Top of INFORMATION
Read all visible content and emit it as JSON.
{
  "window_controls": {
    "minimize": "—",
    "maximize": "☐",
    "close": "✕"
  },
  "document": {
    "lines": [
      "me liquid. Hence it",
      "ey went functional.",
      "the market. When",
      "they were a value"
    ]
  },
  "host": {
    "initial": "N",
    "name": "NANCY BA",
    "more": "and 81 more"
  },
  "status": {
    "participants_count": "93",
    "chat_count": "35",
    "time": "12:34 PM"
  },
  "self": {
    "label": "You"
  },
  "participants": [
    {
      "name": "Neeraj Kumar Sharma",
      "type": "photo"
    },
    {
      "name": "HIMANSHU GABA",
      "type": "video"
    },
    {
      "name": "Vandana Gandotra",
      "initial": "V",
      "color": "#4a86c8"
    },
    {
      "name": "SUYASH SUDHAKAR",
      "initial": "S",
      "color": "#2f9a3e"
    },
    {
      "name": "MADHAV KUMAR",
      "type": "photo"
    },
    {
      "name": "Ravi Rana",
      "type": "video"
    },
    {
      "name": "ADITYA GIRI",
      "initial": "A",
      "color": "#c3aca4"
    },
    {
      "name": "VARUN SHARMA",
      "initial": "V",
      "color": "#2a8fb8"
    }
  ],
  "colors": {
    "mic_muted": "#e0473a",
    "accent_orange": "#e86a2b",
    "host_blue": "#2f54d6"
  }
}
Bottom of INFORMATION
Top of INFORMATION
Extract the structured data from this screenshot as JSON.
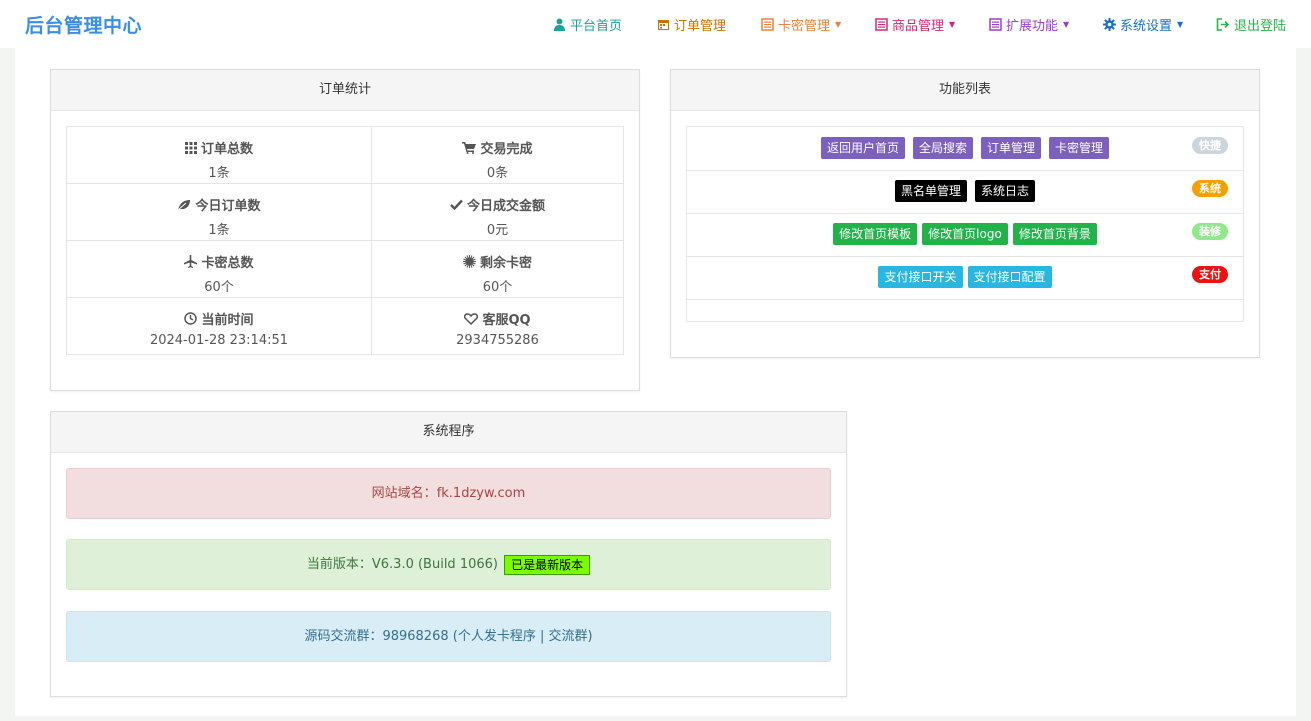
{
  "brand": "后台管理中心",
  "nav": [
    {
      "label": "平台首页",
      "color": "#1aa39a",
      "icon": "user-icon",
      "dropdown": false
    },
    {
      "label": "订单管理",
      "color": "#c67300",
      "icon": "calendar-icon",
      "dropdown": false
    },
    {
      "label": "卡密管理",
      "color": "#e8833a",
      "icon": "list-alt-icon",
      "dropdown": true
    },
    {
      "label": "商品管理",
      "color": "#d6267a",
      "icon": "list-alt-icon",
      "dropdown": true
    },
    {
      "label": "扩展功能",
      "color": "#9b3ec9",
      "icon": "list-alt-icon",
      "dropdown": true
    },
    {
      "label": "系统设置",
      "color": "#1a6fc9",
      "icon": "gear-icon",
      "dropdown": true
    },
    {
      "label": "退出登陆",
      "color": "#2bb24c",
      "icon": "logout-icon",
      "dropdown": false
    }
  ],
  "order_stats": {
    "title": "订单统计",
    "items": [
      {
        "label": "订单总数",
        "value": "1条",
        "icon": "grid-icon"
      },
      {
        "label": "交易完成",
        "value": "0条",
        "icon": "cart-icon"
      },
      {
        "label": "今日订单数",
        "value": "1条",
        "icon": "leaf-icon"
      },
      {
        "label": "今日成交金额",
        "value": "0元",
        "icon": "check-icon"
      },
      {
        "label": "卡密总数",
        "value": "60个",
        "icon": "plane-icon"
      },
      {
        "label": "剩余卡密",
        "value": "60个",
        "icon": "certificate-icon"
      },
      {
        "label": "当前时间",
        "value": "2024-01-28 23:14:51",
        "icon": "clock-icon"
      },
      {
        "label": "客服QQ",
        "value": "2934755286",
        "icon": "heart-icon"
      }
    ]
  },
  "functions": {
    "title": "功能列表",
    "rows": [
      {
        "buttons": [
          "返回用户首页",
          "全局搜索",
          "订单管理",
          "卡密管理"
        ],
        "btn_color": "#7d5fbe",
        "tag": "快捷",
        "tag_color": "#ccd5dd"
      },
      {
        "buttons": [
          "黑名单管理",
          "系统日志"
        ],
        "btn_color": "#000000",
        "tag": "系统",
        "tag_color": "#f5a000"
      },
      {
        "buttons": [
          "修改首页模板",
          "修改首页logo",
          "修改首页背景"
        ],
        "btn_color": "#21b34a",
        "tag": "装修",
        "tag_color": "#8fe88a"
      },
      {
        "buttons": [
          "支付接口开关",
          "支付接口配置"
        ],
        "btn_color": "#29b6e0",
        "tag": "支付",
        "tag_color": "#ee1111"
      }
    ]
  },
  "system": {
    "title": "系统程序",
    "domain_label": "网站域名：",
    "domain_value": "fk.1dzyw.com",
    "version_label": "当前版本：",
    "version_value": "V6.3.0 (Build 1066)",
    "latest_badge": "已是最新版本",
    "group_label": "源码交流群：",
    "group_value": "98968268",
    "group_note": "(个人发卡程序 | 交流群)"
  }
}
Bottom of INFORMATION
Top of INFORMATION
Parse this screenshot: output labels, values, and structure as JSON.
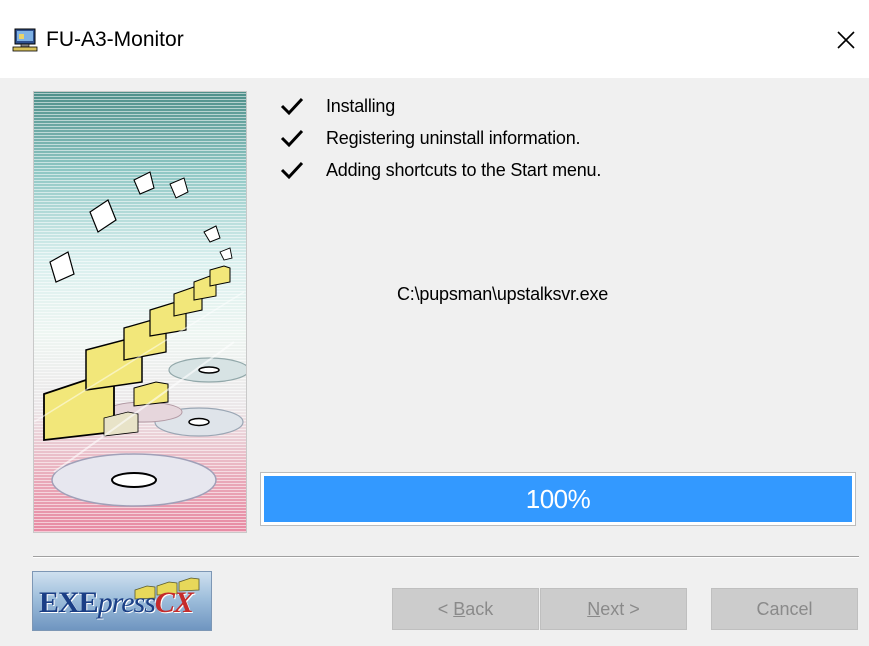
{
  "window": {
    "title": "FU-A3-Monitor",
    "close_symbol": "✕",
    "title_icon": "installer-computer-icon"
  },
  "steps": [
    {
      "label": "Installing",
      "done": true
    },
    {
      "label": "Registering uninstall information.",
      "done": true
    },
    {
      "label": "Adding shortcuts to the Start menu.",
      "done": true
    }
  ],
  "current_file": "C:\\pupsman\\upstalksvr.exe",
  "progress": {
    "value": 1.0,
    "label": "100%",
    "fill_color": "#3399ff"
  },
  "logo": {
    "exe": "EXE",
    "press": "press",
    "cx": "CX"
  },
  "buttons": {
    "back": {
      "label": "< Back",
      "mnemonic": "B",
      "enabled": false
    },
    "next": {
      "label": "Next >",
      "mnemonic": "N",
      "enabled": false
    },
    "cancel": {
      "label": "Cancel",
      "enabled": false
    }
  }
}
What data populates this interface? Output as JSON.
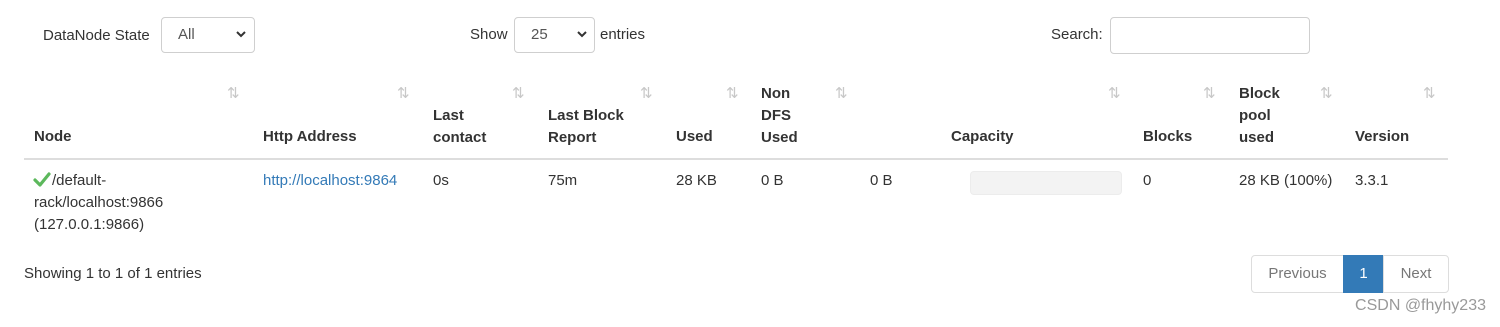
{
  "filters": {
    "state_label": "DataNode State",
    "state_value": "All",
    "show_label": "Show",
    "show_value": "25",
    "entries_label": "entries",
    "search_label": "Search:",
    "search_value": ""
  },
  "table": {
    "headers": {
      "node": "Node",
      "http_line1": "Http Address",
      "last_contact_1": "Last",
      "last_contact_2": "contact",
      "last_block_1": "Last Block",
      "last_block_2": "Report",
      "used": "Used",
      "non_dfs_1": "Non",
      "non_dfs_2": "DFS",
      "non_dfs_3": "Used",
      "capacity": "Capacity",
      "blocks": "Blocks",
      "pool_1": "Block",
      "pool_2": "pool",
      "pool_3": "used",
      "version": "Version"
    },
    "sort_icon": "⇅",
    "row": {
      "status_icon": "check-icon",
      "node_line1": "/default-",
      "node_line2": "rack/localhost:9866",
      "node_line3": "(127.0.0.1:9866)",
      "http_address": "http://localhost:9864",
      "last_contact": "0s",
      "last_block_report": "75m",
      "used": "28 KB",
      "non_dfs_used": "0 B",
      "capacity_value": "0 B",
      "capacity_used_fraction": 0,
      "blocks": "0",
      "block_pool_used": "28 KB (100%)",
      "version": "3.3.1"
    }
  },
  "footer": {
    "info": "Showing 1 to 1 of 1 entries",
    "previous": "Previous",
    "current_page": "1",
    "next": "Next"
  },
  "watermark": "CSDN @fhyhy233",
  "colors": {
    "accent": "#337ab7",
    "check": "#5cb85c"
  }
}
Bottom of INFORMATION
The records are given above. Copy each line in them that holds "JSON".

Read all visible content and emit it as JSON.
Extract the structured data from this screenshot as JSON.
Parse this screenshot: output labels, values, and structure as JSON.
What data populates this interface? Output as JSON.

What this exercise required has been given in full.